Education and training

As already mentioned, contemporary circus and street arts are not very well established forms in the Czech Republic, and this fact is evident in the lack of formalised education.

Street Arts

There is no special education programme for street arts in the Czech Republic. Professionals emerge from the Academy of Performing Arts – originating in virtually all the departments there, including dramaturgy, stage design, dramatic theatre, and puppet theatre. Many artists also come from art schools.

Contemporary Circus

There is no professional accredited circus school in the Czech Republic. Within university programmes in Prague you can find pantomime training at the Academy of Performing Arts, while Janáček Academy of Music and Performing Arts in Brno offers a unique programme devoted to clowning and physical theatre.

Circus artists ‘learn as they go’ during their creative work. The stage itself is their school. They attend different workshops and masterclasses both in the Czech Republic and abroad.

Cirqueon offers casual training through afternoon courses, weekend intensive workshops, and international masterclasses within the framework of multiple European education projects. Generally this latter category concerns education for teachers and creative masterclasses for artists. An important goal of Cirqueon is also to work with young people, and to prepare talented individuals for study at professional circus schools abroad. Cirqueon offers free training for registered professionals.

HAMU/The Music and Dance Faculty of the Academy of Performing Arts – Department of Pantomime, Prague

The Department of Pantomime was founded at HAMU in 1992. It evolved out of a tradition of specialised study in the field of dance that was developed in the 1980s by Prof.

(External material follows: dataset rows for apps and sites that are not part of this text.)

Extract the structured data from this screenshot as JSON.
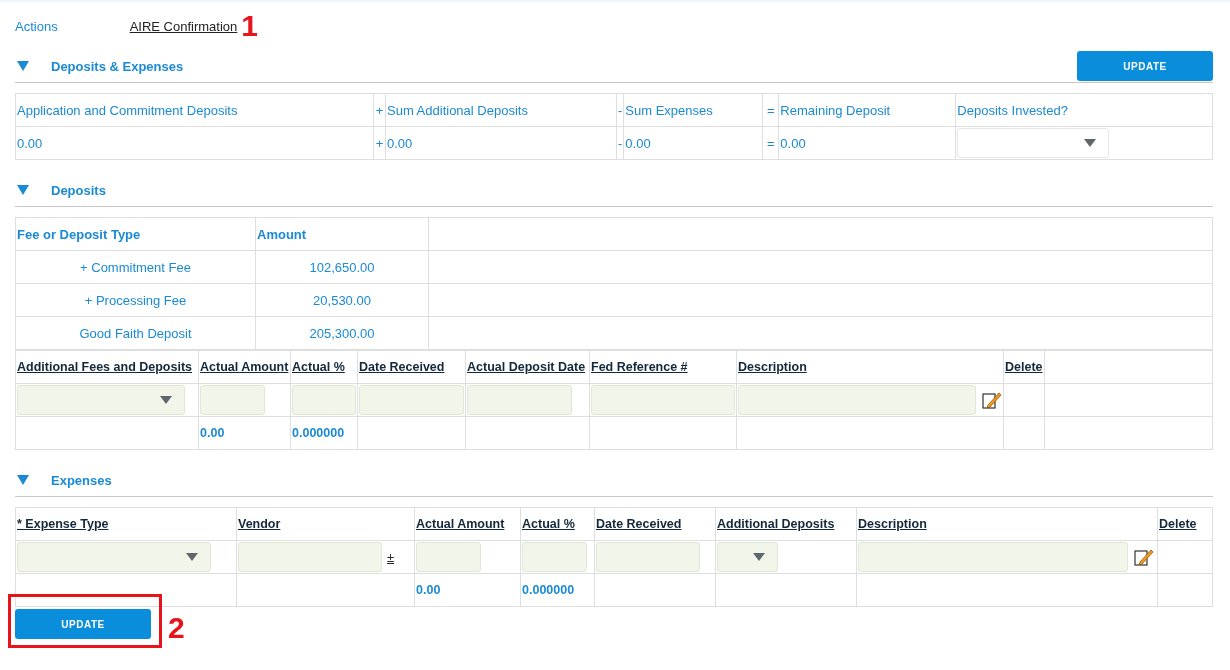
{
  "top_nav": {
    "actions_link": "Actions",
    "breadcrumb_link": "AIRE Confirmation",
    "annotation": "1"
  },
  "deposits_expenses": {
    "title": "Deposits & Expenses",
    "expanded": true,
    "update_button": "UPDATE",
    "summary": [
      {
        "kind": "value",
        "label": "Application and Commitment Deposits",
        "value": "0.00"
      },
      {
        "kind": "value",
        "label_operator": "+",
        "label": "Sum Additional Deposits",
        "value_operator": "+",
        "value": "0.00"
      },
      {
        "kind": "value",
        "label_operator": "-",
        "label": "Sum Expenses",
        "value_operator": "-",
        "value": "0.00"
      },
      {
        "kind": "value",
        "label_operator": "=",
        "label": "Remaining Deposit",
        "value_operator": "=",
        "value": "0.00"
      },
      {
        "kind": "select",
        "label": "Deposits Invested?"
      }
    ]
  },
  "deposits": {
    "title": "Deposits",
    "expanded": true,
    "fee_table": {
      "columns": [
        "Fee or Deposit Type",
        "Amount"
      ],
      "rows": [
        {
          "type": "+ Commitment Fee",
          "amount": "102,650.00"
        },
        {
          "type": "+ Processing Fee",
          "amount": "20,530.00"
        },
        {
          "type": "Good Faith Deposit",
          "amount": "205,300.00"
        }
      ]
    },
    "additional_table": {
      "columns": [
        {
          "label": "Additional Fees and Deposits",
          "kind": "select"
        },
        {
          "label": "Actual Amount",
          "kind": "field",
          "total": "0.00"
        },
        {
          "label": "Actual %",
          "kind": "field",
          "total": "0.000000"
        },
        {
          "label": "Date Received",
          "kind": "field"
        },
        {
          "label": "Actual Deposit Date",
          "kind": "field"
        },
        {
          "label": "Fed Reference #",
          "kind": "field"
        },
        {
          "label": "Description",
          "kind": "text"
        },
        {
          "label": "Delete",
          "kind": "none"
        }
      ]
    }
  },
  "expenses": {
    "title": "Expenses",
    "expanded": true,
    "table": {
      "columns": [
        {
          "label": "* Expense Type",
          "kind": "select"
        },
        {
          "label": "Vendor",
          "kind": "field",
          "extra_link": "±"
        },
        {
          "label": "Actual Amount",
          "kind": "field",
          "total": "0.00"
        },
        {
          "label": "Actual %",
          "kind": "field",
          "total": "0.000000"
        },
        {
          "label": "Date Received",
          "kind": "field"
        },
        {
          "label": "Additional Deposits",
          "kind": "select"
        },
        {
          "label": "Description",
          "kind": "text"
        },
        {
          "label": "Delete",
          "kind": "none"
        }
      ]
    }
  },
  "footer": {
    "update_button": "UPDATE",
    "annotation": "2"
  }
}
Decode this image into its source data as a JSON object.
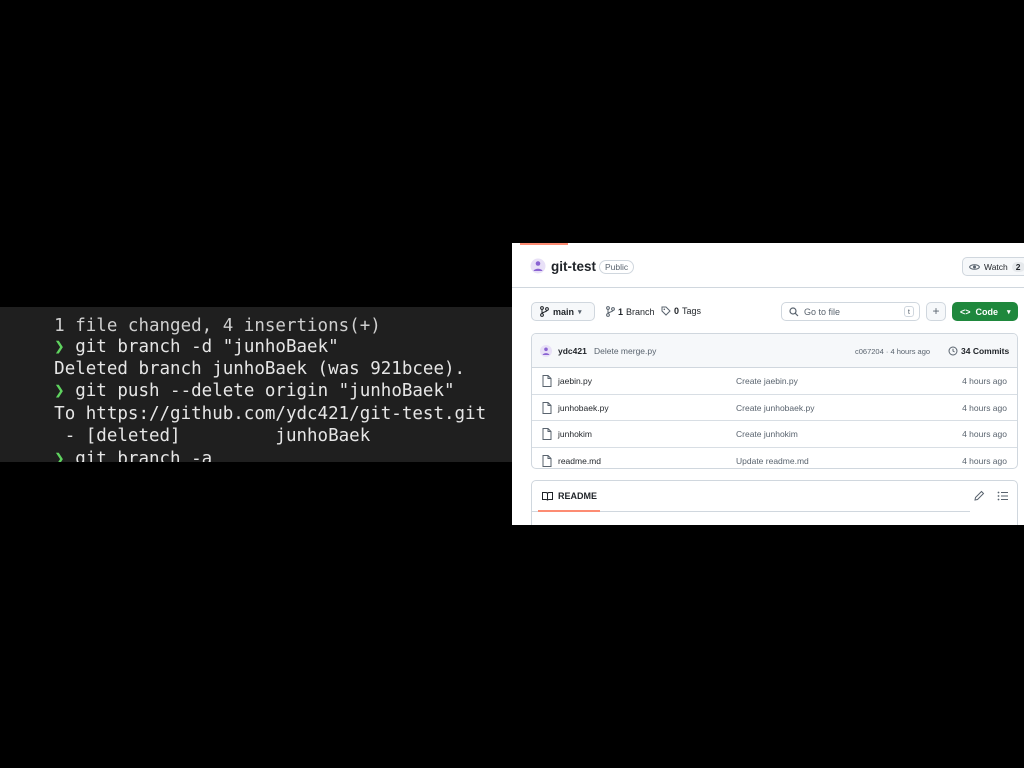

Ladislav Fialka. After Prof. Fialka, Prof. Ctibor Turba continued the development of this feld and introduced the wider concept of non-verbal theatre and comedy. Ctibor Turba was instrumental in advancing the field of movement theatre and modern pantomime not just in the Czech Republic but also in France and Switzerland. The programme focuses on three genres of movement theatre: pantomime, clown arts and farce. In recent years there has been growing interest in the study of circus techniques in the department.

JAMU/Janáček Academy of Music and Performing Arts in Brno – Physical Theatre School, Brno

Acrobatics and clown arts are circus techniques taught in the Studio of Clown Arts for Stage and Film at JAMU. The studio was also founded by Ctibor Turba and it is currently headed by the French teacher Pierre Nadaud. The studio’s aim is not to train contemporary circus artists but to cultivate performers who have an understanding of the current forms of performing arts, including new circus.

Courses for children and young people

Education for children and young people is slowly growing in the Czech Republic. Among the organisations specialising in this field of education are Cirqueon Center for contemporary circus and Culture Centre Mlejn in Prague, Circus Legrando in Brno, Umcirkum in Ostrava, and Žonglér o.s. in Plzeň. In other towns there are smaller projects working within ‘youth circus’ that offer juggling courses and similar activities. Within the youth and social circus network CIRKONET (a Cirqueon project) these organisations and individuals meet once or twice a year to exchange their experiences in the field.